▸ Exercise goal
Could the entries below be retyped exactly and in full?

[Collected data]
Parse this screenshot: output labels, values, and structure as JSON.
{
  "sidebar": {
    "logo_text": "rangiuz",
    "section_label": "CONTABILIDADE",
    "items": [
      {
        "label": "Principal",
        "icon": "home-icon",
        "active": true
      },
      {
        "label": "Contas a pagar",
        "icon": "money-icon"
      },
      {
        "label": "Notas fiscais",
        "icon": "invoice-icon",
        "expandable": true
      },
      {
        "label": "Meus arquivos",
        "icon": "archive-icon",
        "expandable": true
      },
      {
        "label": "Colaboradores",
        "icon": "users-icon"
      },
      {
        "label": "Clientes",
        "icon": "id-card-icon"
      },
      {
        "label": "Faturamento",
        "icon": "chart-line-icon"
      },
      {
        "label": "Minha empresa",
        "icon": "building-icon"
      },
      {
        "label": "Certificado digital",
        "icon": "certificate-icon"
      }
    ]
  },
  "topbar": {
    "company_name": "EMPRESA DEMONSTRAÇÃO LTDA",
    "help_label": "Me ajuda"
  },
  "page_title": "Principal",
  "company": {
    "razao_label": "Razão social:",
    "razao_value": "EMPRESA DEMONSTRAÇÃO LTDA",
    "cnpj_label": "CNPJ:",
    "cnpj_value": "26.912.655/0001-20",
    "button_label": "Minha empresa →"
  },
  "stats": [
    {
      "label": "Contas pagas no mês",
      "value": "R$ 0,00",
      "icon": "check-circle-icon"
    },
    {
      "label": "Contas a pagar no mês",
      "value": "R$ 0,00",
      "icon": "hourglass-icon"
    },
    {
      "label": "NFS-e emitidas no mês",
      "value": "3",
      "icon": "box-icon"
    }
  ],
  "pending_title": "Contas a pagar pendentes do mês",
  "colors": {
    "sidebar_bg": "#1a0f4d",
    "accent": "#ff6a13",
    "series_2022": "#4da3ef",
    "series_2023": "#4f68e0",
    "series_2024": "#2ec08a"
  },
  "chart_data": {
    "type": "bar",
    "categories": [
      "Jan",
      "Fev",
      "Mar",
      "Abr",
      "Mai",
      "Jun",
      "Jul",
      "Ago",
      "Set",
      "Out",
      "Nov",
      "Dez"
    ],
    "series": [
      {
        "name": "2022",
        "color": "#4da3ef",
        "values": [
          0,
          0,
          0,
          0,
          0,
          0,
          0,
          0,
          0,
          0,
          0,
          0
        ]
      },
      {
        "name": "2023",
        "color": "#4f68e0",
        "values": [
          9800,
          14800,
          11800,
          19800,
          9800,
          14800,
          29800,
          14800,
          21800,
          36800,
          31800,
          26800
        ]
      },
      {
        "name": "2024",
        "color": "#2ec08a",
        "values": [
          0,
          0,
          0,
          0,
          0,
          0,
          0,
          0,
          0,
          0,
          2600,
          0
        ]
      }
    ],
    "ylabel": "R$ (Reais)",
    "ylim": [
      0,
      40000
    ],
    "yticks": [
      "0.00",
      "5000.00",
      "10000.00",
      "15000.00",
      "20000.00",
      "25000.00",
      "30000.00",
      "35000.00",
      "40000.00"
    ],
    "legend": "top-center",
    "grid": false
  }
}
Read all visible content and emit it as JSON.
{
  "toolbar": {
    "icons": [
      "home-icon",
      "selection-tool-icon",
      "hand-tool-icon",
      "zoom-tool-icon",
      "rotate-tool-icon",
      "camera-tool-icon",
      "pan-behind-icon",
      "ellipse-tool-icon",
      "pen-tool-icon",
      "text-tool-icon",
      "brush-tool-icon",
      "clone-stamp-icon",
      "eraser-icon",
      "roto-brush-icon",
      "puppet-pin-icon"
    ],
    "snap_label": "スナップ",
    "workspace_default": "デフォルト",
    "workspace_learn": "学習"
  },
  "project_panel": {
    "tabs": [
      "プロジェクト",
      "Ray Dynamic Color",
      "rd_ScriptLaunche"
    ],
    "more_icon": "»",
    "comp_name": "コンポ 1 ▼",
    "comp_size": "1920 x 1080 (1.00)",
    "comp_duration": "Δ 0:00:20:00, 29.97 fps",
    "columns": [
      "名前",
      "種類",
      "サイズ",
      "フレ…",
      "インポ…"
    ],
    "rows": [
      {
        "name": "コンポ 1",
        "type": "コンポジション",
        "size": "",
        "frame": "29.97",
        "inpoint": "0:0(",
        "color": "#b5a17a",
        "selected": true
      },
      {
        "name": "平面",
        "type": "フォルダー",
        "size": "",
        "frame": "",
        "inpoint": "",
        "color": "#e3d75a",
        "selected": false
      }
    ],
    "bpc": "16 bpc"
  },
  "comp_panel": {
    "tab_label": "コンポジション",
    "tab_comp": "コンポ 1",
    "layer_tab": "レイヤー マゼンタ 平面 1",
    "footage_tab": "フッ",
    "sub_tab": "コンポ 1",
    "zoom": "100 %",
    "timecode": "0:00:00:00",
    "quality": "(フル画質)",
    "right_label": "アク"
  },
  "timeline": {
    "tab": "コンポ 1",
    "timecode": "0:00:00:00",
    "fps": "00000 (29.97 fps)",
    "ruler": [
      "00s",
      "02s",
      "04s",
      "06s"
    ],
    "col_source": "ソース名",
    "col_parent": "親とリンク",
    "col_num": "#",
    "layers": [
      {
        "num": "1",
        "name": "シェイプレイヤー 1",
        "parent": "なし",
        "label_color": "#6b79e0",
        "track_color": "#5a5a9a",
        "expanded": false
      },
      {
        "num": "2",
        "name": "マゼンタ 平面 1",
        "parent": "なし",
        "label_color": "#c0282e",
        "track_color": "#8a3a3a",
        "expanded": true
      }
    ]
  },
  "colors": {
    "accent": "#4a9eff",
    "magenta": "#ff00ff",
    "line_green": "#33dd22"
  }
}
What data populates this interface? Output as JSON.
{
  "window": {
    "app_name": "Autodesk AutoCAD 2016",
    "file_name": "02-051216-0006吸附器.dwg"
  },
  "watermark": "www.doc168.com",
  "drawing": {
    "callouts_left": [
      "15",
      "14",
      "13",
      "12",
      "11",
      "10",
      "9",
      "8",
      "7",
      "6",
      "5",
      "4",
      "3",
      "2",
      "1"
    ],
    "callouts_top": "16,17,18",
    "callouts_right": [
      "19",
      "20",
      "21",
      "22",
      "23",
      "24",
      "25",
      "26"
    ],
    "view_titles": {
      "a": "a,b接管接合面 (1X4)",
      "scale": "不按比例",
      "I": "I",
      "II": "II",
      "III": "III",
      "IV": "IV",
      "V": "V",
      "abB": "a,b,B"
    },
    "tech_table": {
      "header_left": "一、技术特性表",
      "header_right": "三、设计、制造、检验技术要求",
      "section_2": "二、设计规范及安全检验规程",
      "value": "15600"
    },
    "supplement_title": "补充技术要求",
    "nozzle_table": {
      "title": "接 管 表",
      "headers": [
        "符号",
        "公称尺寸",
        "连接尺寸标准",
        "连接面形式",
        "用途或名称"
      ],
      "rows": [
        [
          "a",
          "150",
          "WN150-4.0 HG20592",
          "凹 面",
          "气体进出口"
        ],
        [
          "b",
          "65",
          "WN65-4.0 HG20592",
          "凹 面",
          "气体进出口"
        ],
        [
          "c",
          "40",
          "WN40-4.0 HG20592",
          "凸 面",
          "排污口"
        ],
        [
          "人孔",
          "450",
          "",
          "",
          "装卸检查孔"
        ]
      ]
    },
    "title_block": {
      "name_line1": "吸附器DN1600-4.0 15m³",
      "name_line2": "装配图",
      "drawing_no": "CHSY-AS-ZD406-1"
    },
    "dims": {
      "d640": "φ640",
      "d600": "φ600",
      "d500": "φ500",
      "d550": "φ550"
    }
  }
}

▸ Task result
Parse this screenshot: output labels, values, and structure as JSON.
{
  "sidebar": {
    "logo_text": "rangiuz",
    "section_label": "CONTABILIDADE",
    "items": [
      {
        "label": "Principal",
        "icon": "home-icon",
        "active": true
      },
      {
        "label": "Contas a pagar",
        "icon": "money-icon"
      },
      {
        "label": "Notas fiscais",
        "icon": "invoice-icon",
        "expandable": true
      },
      {
        "label": "Meus arquivos",
        "icon": "archive-icon",
        "expandable": true
      },
      {
        "label": "Colaboradores",
        "icon": "users-icon"
      },
      {
        "label": "Clientes",
        "icon": "id-card-icon"
      },
      {
        "label": "Faturamento",
        "icon": "chart-line-icon"
      },
      {
        "label": "Minha empresa",
        "icon": "building-icon"
      },
      {
        "label": "Certificado digital",
        "icon": "certificate-icon"
      }
    ]
  },
  "topbar": {
    "company_name": "EMPRESA DEMONSTRAÇÃO LTDA",
    "help_label": "Me ajuda"
  },
  "page_title": "Principal",
  "company": {
    "razao_label": "Razão social:",
    "razao_value": "EMPRESA DEMONSTRAÇÃO LTDA",
    "cnpj_label": "CNPJ:",
    "cnpj_value": "26.912.655/0001-20",
    "button_label": "Minha empresa →"
  },
  "stats": [
    {
      "label": "Contas pagas no mês",
      "value": "R$ 0,00",
      "icon": "check-circle-icon"
    },
    {
      "label": "Contas a pagar no mês",
      "value": "R$ 0,00",
      "icon": "hourglass-icon"
    },
    {
      "label": "NFS-e emitidas no mês",
      "value": "3",
      "icon": "box-icon"
    }
  ],
  "pending_title": "Contas a pagar pendentes do mês",
  "colors": {
    "sidebar_bg": "#1a0f4d",
    "accent": "#ff6a13",
    "series_2022": "#4da3ef",
    "series_2023": "#4f68e0",
    "series_2024": "#2ec08a"
  },
  "chart_data": {
    "type": "bar",
    "categories": [
      "Jan",
      "Fev",
      "Mar",
      "Abr",
      "Mai",
      "Jun",
      "Jul",
      "Ago",
      "Set",
      "Out",
      "Nov",
      "Dez"
    ],
    "series": [
      {
        "name": "2022",
        "color": "#4da3ef",
        "values": [
          0,
          0,
          0,
          0,
          0,
          0,
          0,
          0,
          0,
          0,
          0,
          0
        ]
      },
      {
        "name": "2023",
        "color": "#4f68e0",
        "values": [
          9800,
          14800,
          11800,
          19800,
          9800,
          14800,
          29800,
          14800,
          21800,
          36800,
          31800,
          26800
        ]
      },
      {
        "name": "2024",
        "color": "#2ec08a",
        "values": [
          0,
          0,
          0,
          0,
          0,
          0,
          0,
          0,
          0,
          0,
          2600,
          0
        ]
      }
    ],
    "ylabel": "R$ (Reais)",
    "ylim": [
      0,
      40000
    ],
    "yticks": [
      "0.00",
      "5000.00",
      "10000.00",
      "15000.00",
      "20000.00",
      "25000.00",
      "30000.00",
      "35000.00",
      "40000.00"
    ],
    "legend": "top-center",
    "grid": false
  }
}
Read all visible content and emit it as JSON.
{
  "toolbar": {
    "icons": [
      "home-icon",
      "selection-tool-icon",
      "hand-tool-icon",
      "zoom-tool-icon",
      "rotate-tool-icon",
      "camera-tool-icon",
      "pan-behind-icon",
      "ellipse-tool-icon",
      "pen-tool-icon",
      "text-tool-icon",
      "brush-tool-icon",
      "clone-stamp-icon",
      "eraser-icon",
      "roto-brush-icon",
      "puppet-pin-icon"
    ],
    "snap_label": "スナップ",
    "workspace_default": "デフォルト",
    "workspace_learn": "学習"
  },
  "project_panel": {
    "tabs": [
      "プロジェクト",
      "Ray Dynamic Color",
      "rd_ScriptLaunche"
    ],
    "more_icon": "»",
    "comp_name": "コンポ 1 ▼",
    "comp_size": "1920 x 1080 (1.00)",
    "comp_duration": "Δ 0:00:20:00, 29.97 fps",
    "columns": [
      "名前",
      "種類",
      "サイズ",
      "フレ…",
      "インポ…"
    ],
    "rows": [
      {
        "name": "コンポ 1",
        "type": "コンポジション",
        "size": "",
        "frame": "29.97",
        "inpoint": "0:0(",
        "color": "#b5a17a",
        "selected": true
      },
      {
        "name": "平面",
        "type": "フォルダー",
        "size": "",
        "frame": "",
        "inpoint": "",
        "color": "#e3d75a",
        "selected": false
      }
    ],
    "bpc": "16 bpc"
  },
  "comp_panel": {
    "tab_label": "コンポジション",
    "tab_comp": "コンポ 1",
    "layer_tab": "レイヤー マゼンタ 平面 1",
    "footage_tab": "フッ",
    "sub_tab": "コンポ 1",
    "zoom": "100 %",
    "timecode": "0:00:00:00",
    "quality": "(フル画質)",
    "right_label": "アク"
  },
  "timeline": {
    "tab": "コンポ 1",
    "timecode": "0:00:00:00",
    "fps": "00000 (29.97 fps)",
    "ruler": [
      "00s",
      "02s",
      "04s",
      "06s"
    ],
    "col_source": "ソース名",
    "col_parent": "親とリンク",
    "col_num": "#",
    "layers": [
      {
        "num": "1",
        "name": "シェイプレイヤー 1",
        "parent": "なし",
        "label_color": "#6b79e0",
        "track_color": "#5a5a9a",
        "expanded": false
      },
      {
        "num": "2",
        "name": "マゼンタ 平面 1",
        "parent": "なし",
        "label_color": "#c0282e",
        "track_color": "#8a3a3a",
        "expanded": true
      }
    ]
  },
  "colors": {
    "accent": "#4a9eff",
    "magenta": "#ff00ff",
    "line_green": "#33dd22"
  }
}
What data populates this interface? Output as JSON.
{
  "window": {
    "app_name": "Autodesk AutoCAD 2016",
    "file_name": "02-051216-0006吸附器.dwg"
  },
  "watermark": "www.doc168.com",
  "drawing": {
    "callouts_left": [
      "15",
      "14",
      "13",
      "12",
      "11",
      "10",
      "9",
      "8",
      "7",
      "6",
      "5",
      "4",
      "3",
      "2",
      "1"
    ],
    "callouts_top": "16,17,18",
    "callouts_right": [
      "19",
      "20",
      "21",
      "22",
      "23",
      "24",
      "25",
      "26"
    ],
    "view_titles": {
      "a": "a,b接管接合面 (1X4)",
      "scale": "不按比例",
      "I": "I",
      "II": "II",
      "III": "III",
      "IV": "IV",
      "V": "V",
      "abB": "a,b,B"
    },
    "tech_table": {
      "header_left": "一、技术特性表",
      "header_right": "三、设计、制造、检验技术要求",
      "section_2": "二、设计规范及安全检验规程",
      "value": "15600"
    },
    "supplement_title": "补充技术要求",
    "nozzle_table": {
      "title": "接 管 表",
      "headers": [
        "符号",
        "公称尺寸",
        "连接尺寸标准",
        "连接面形式",
        "用途或名称"
      ],
      "rows": [
        [
          "a",
          "150",
          "WN150-4.0 HG20592",
          "凹 面",
          "气体进出口"
        ],
        [
          "b",
          "65",
          "WN65-4.0 HG20592",
          "凹 面",
          "气体进出口"
        ],
        [
          "c",
          "40",
          "WN40-4.0 HG20592",
          "凸 面",
          "排污口"
        ],
        [
          "人孔",
          "450",
          "",
          "",
          "装卸检查孔"
        ]
      ]
    },
    "title_block": {
      "name_line1": "吸附器DN1600-4.0 15m³",
      "name_line2": "装配图",
      "drawing_no": "CHSY-AS-ZD406-1"
    },
    "dims": {
      "d640": "φ640",
      "d600": "φ600",
      "d500": "φ500",
      "d550": "φ550"
    }
  }
}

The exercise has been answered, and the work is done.